Dealing with toxic people in the work place can sometimes seem like it’s part of the course and unavoidable. But the way they can impact your daily work life and personal wellbeing doesn’t have to be unavoidable. They can bring daily stress into your life and environment that isn’t necessary, but how do you even recognise the signs? Read below to see some of the key attributes of a toxic person:
They often need to be right about everything:
It’s an ego thing. A toxic person hardly ever wants to be wrong, because they lose face, which means they lose power. This cannot happen for them, because it’s damaging to their ego. In their need to be right about things, they’ll often flag how wrong other people are. If anyone continually points out how wrong you are, or consistently disagrees, then that should start the alarm bells.
They make you question yourself
If you find yourself constantly changing your behaviour to avoid negative conversations or to protect your feelings with someone, then it’s most probably them at fault and not you.

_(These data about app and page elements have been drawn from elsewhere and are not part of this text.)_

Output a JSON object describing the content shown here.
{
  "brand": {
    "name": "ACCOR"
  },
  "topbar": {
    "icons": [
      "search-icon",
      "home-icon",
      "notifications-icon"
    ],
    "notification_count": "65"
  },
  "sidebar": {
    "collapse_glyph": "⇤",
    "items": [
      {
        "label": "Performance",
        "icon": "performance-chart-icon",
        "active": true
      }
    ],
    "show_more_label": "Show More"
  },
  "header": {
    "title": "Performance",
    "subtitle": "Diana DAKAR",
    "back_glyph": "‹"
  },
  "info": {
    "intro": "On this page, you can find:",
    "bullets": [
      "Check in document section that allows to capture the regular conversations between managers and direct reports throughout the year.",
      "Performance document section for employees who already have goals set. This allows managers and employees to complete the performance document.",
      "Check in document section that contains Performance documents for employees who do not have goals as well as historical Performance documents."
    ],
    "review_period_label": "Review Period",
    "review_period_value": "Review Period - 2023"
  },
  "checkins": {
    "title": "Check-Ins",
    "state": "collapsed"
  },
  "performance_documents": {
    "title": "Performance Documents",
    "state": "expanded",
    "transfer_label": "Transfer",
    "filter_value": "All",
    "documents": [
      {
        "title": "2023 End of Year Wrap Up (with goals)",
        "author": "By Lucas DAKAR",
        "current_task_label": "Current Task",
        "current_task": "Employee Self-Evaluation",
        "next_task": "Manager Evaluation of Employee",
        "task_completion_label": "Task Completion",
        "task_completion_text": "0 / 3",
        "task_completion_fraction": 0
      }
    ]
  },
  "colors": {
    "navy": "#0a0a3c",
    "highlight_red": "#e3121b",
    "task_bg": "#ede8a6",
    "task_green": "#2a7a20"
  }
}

A toxic person is dangerous, because they make people question themselves, by declaring the other person is ’emotional’, or ‘misinterpreting’ etc. This deflection is a tactic used to control and reduce other people, in order to assume a position of power.
They hardly say anything positive or nice
Constant criticism, gossip and bickering are all signs of a personality that is largely negative. If you know someone who’s gossiping about other people a lot, then this is both a toxic and a warning sign. Remember, if they’re talking about others, they’re probably talking about you too. Steer clear from personalities like this in the workplace, as it can interfere with your day-to-day office life and have an impact on your confidence.
Steps to take if you encounter a toxic person:
- Minimise your exposure to them as much as you can and try to avoid situations where you have to be around them.
- If there are several times in which you encounter their toxic behaviour, then start documenting examples of incidents that happen and when. You can use this to build a case when it comes to reporting to someone higher.
- Continue to be polite and honest. You do not have to stoop down to their level in order to converse with them. By rising above their low standards, you don’t give or allow them to have power over you. It also allows other people to see the toxic person for who they really are.
- Be assertive with them, as toxic people will often want their own way. You need to stand your ground and not give into them. They will try underhand and manipulative ways to get their own way, so make sure you anticipate this and continue to be polite, honest but very firm.
If you feel like any of the above is happening to you, then it’s time to re-assess the situation, or how you can make it work for the office environment. If it’s affecting your work or making it difficult for you to do your job, then bring it up with HR or your direct line manager. Or if you’re the owner of the company, then it might be time to talk to the person in question and understand the motives behind this. Consequences and action will need to be taken, especially as it creates a negative environment that your business simply does not need.